It has been said that red is no color for sissies. It is bold, exciting, warm, vital and, these days, it's everywhere.
On leather upholstery, toasters, bed linens, tableware, blenders, tea kettles, even telephones.
Trendy it is not. It has long been a popular color for home libraries and restaurant walls. Yet, when the paint chips fly, it takes a certain degree of self-confidence and spirit to finally give red the green light.
Timid sorts need not apply.
"Chinese red adds drama to a room that no other color will. It's untiring and unending," says Robert Reeder, interior design manager for Florence Cooper Interiors who helped one local couple dress up their dining room in this appetizing shade.
It's also a great stage-setter for everything else that goes in a room, he adds.
Ah, yes, the theatrical side of red.
Red, of course, commands an audience. No one will eat in a crimson dining room and later forget the color of the walls. Any more than they will forget the woman in a red dress.

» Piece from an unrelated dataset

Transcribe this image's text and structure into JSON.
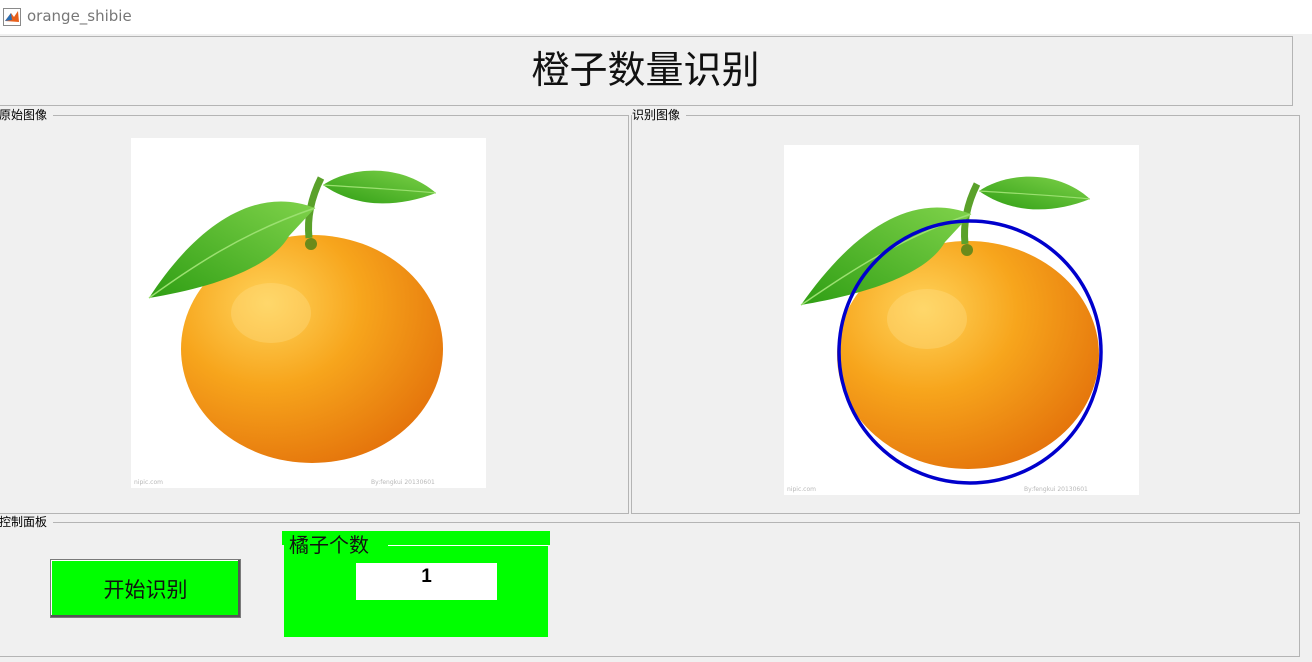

Too daring? Red -- in any of its variations -- can also be used as an exclamation point in a setting.
Just as a dash of hot chili sauce kicks up a ho-hum dish, a pair of red pillows or single red vase adds spice to a neutral room.
Either way, the hue is hot. So go ahead. Get caught red-handed.

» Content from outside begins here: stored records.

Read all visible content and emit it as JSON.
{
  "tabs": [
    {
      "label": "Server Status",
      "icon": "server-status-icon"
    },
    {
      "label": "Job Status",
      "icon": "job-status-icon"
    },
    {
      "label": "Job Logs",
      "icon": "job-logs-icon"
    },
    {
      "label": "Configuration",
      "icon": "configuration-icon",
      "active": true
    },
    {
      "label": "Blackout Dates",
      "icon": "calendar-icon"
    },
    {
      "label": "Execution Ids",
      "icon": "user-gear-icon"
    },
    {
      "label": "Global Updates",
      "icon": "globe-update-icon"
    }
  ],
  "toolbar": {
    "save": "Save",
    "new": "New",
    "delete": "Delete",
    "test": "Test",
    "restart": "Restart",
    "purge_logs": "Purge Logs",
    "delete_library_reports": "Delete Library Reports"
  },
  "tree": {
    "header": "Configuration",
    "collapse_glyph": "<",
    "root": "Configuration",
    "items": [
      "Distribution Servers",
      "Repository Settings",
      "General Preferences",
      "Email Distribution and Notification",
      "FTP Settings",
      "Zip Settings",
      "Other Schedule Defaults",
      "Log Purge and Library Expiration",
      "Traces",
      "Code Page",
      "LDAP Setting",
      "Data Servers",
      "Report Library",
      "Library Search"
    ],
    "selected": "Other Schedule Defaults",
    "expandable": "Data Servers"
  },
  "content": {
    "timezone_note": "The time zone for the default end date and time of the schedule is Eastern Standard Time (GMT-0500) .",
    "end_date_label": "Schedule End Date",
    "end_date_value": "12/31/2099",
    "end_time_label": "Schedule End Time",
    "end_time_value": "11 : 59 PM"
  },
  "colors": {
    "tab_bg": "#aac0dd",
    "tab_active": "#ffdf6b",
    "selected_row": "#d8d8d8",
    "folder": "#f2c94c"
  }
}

Susan Martin alternates her FIRST SUNDAY Design column with one on style.